Repeat each entry in full, exactly.

Element data from apps and pages
== Segment start ==

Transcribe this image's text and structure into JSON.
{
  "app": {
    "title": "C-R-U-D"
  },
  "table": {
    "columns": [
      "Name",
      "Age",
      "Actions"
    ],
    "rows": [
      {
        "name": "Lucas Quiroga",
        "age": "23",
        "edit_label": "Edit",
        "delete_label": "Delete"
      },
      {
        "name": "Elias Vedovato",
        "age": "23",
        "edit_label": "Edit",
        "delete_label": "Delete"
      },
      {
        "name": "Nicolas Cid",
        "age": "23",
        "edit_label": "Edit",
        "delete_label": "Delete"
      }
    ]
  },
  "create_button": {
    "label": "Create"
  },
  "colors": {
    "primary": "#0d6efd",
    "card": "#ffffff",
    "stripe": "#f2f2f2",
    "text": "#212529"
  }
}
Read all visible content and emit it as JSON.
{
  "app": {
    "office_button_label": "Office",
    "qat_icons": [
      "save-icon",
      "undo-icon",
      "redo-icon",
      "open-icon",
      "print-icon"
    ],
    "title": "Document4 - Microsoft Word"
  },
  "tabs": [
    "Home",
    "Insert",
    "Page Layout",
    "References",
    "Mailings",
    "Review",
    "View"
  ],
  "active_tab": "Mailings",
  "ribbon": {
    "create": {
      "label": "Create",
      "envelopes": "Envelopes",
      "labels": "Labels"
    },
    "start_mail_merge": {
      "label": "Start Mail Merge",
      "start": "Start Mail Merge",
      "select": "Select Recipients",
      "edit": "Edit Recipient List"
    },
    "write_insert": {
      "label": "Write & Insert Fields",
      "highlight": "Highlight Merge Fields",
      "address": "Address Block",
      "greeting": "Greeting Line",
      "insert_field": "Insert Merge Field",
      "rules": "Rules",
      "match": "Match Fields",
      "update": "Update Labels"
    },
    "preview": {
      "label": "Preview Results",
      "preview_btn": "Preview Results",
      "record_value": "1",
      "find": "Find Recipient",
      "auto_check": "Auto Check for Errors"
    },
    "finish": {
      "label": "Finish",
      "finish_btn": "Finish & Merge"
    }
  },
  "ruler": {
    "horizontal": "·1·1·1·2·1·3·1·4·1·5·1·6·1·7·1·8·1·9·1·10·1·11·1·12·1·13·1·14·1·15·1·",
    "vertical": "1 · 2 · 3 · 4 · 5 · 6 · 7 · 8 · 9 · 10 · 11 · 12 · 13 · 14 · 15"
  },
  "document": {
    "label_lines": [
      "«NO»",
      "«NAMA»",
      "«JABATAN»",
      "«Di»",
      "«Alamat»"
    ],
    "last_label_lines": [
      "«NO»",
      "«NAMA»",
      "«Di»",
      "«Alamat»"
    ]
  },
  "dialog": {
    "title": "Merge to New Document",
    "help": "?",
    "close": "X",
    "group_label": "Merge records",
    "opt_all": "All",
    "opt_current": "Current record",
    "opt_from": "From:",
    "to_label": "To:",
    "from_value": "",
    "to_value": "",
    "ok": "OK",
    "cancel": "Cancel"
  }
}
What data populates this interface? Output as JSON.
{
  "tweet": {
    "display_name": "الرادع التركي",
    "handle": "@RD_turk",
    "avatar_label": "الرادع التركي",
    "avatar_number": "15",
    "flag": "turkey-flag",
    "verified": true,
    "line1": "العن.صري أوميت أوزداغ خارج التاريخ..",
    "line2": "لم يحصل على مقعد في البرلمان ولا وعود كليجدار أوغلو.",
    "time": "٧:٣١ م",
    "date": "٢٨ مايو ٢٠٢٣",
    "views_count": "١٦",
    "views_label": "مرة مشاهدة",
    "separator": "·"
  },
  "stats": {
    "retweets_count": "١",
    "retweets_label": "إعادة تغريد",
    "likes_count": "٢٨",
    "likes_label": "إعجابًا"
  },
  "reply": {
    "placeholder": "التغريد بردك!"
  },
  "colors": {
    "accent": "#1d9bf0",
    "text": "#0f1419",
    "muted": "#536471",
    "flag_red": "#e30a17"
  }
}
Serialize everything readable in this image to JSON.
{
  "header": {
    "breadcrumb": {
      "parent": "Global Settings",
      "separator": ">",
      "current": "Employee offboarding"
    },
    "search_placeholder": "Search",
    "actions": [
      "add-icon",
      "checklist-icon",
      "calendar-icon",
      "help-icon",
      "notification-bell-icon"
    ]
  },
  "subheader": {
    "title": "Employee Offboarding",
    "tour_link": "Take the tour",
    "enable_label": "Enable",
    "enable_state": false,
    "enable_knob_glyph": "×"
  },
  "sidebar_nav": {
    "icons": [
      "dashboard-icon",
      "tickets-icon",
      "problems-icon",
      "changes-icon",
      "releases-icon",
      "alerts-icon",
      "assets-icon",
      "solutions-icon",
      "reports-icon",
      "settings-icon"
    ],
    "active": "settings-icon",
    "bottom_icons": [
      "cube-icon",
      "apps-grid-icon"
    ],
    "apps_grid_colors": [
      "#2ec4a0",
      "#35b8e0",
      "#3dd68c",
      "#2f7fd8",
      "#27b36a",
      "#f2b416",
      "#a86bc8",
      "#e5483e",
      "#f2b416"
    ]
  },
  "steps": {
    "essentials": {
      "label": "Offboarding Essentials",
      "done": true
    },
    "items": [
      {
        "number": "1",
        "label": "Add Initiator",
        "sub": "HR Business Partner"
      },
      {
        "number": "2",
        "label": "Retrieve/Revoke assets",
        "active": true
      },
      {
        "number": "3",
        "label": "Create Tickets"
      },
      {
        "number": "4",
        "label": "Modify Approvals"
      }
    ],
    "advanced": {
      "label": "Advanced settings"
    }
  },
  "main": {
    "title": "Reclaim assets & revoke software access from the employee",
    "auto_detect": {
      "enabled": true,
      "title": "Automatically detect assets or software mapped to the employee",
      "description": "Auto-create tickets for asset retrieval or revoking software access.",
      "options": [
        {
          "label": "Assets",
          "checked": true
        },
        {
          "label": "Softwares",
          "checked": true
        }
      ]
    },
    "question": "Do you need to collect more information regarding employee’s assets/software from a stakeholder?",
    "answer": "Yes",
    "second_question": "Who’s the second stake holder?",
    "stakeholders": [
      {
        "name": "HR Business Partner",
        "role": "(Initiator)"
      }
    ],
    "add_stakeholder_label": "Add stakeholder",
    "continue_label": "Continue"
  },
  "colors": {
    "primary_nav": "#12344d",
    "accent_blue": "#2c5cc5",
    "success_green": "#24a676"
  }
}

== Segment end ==

COMPLETED TASK:
Transcribe this image's text and structure into JSON.
{
  "app": {
    "title": "C-R-U-D"
  },
  "table": {
    "columns": [
      "Name",
      "Age",
      "Actions"
    ],
    "rows": [
      {
        "name": "Lucas Quiroga",
        "age": "23",
        "edit_label": "Edit",
        "delete_label": "Delete"
      },
      {
        "name": "Elias Vedovato",
        "age": "23",
        "edit_label": "Edit",
        "delete_label": "Delete"
      },
      {
        "name": "Nicolas Cid",
        "age": "23",
        "edit_label": "Edit",
        "delete_label": "Delete"
      }
    ]
  },
  "create_button": {
    "label": "Create"
  },
  "colors": {
    "primary": "#0d6efd",
    "card": "#ffffff",
    "stripe": "#f2f2f2",
    "text": "#212529"
  }
}
Read all visible content and emit it as JSON.
{
  "app": {
    "office_button_label": "Office",
    "qat_icons": [
      "save-icon",
      "undo-icon",
      "redo-icon",
      "open-icon",
      "print-icon"
    ],
    "title": "Document4 - Microsoft Word"
  },
  "tabs": [
    "Home",
    "Insert",
    "Page Layout",
    "References",
    "Mailings",
    "Review",
    "View"
  ],
  "active_tab": "Mailings",
  "ribbon": {
    "create": {
      "label": "Create",
      "envelopes": "Envelopes",
      "labels": "Labels"
    },
    "start_mail_merge": {
      "label": "Start Mail Merge",
      "start": "Start Mail Merge",
      "select": "Select Recipients",
      "edit": "Edit Recipient List"
    },
    "write_insert": {
      "label": "Write & Insert Fields",
      "highlight": "Highlight Merge Fields",
      "address": "Address Block",
      "greeting": "Greeting Line",
      "insert_field": "Insert Merge Field",
      "rules": "Rules",
      "match": "Match Fields",
      "update": "Update Labels"
    },
    "preview": {
      "label": "Preview Results",
      "preview_btn": "Preview Results",
      "record_value": "1",
      "find": "Find Recipient",
      "auto_check": "Auto Check for Errors"
    },
    "finish": {
      "label": "Finish",
      "finish_btn": "Finish & Merge"
    }
  },
  "ruler": {
    "horizontal": "·1·1·1·2·1·3·1·4·1·5·1·6·1·7·1·8·1·9·1·10·1·11·1·12·1·13·1·14·1·15·1·",
    "vertical": "1 · 2 · 3 · 4 · 5 · 6 · 7 · 8 · 9 · 10 · 11 · 12 · 13 · 14 · 15"
  },
  "document": {
    "label_lines": [
      "«NO»",
      "«NAMA»",
      "«JABATAN»",
      "«Di»",
      "«Alamat»"
    ],
    "last_label_lines": [
      "«NO»",
      "«NAMA»",
      "«Di»",
      "«Alamat»"
    ]
  },
  "dialog": {
    "title": "Merge to New Document",
    "help": "?",
    "close": "X",
    "group_label": "Merge records",
    "opt_all": "All",
    "opt_current": "Current record",
    "opt_from": "From:",
    "to_label": "To:",
    "from_value": "",
    "to_value": "",
    "ok": "OK",
    "cancel": "Cancel"
  }
}
What data populates this interface? Output as JSON.
{
  "tweet": {
    "display_name": "الرادع التركي",
    "handle": "@RD_turk",
    "avatar_label": "الرادع التركي",
    "avatar_number": "15",
    "flag": "turkey-flag",
    "verified": true,
    "line1": "العن.صري أوميت أوزداغ خارج التاريخ..",
    "line2": "لم يحصل على مقعد في البرلمان ولا وعود كليجدار أوغلو.",
    "time": "٧:٣١ م",
    "date": "٢٨ مايو ٢٠٢٣",
    "views_count": "١٦",
    "views_label": "مرة مشاهدة",
    "separator": "·"
  },
  "stats": {
    "retweets_count": "١",
    "retweets_label": "إعادة تغريد",
    "likes_count": "٢٨",
    "likes_label": "إعجابًا"
  },
  "reply": {
    "placeholder": "التغريد بردك!"
  },
  "colors": {
    "accent": "#1d9bf0",
    "text": "#0f1419",
    "muted": "#536471",
    "flag_red": "#e30a17"
  }
}
Serialize everything readable in this image to JSON.
{
  "header": {
    "breadcrumb": {
      "parent": "Global Settings",
      "separator": ">",
      "current": "Employee offboarding"
    },
    "search_placeholder": "Search",
    "actions": [
      "add-icon",
      "checklist-icon",
      "calendar-icon",
      "help-icon",
      "notification-bell-icon"
    ]
  },
  "subheader": {
    "title": "Employee Offboarding",
    "tour_link": "Take the tour",
    "enable_label": "Enable",
    "enable_state": false,
    "enable_knob_glyph": "×"
  },
  "sidebar_nav": {
    "icons": [
      "dashboard-icon",
      "tickets-icon",
      "problems-icon",
      "changes-icon",
      "releases-icon",
      "alerts-icon",
      "assets-icon",
      "solutions-icon",
      "reports-icon",
      "settings-icon"
    ],
    "active": "settings-icon",
    "bottom_icons": [
      "cube-icon",
      "apps-grid-icon"
    ],
    "apps_grid_colors": [
      "#2ec4a0",
      "#35b8e0",
      "#3dd68c",
      "#2f7fd8",
      "#27b36a",
      "#f2b416",
      "#a86bc8",
      "#e5483e",
      "#f2b416"
    ]
  },
  "steps": {
    "essentials": {
      "label": "Offboarding Essentials",
      "done": true
    },
    "items": [
      {
        "number": "1",
        "label": "Add Initiator",
        "sub": "HR Business Partner"
      },
      {
        "number": "2",
        "label": "Retrieve/Revoke assets",
        "active": true
      },
      {
        "number": "3",
        "label": "Create Tickets"
      },
      {
        "number": "4",
        "label": "Modify Approvals"
      }
    ],
    "advanced": {
      "label": "Advanced settings"
    }
  },
  "main": {
    "title": "Reclaim assets & revoke software access from the employee",
    "auto_detect": {
      "enabled": true,
      "title": "Automatically detect assets or software mapped to the employee",
      "description": "Auto-create tickets for asset retrieval or revoking software access.",
      "options": [
        {
          "label": "Assets",
          "checked": true
        },
        {
          "label": "Softwares",
          "checked": true
        }
      ]
    },
    "question": "Do you need to collect more information regarding employee’s assets/software from a stakeholder?",
    "answer": "Yes",
    "second_question": "Who’s the second stake holder?",
    "stakeholders": [
      {
        "name": "HR Business Partner",
        "role": "(Initiator)"
      }
    ],
    "add_stakeholder_label": "Add stakeholder",
    "continue_label": "Continue"
  },
  "colors": {
    "primary_nav": "#12344d",
    "accent_blue": "#2c5cc5",
    "success_green": "#24a676"
  }
}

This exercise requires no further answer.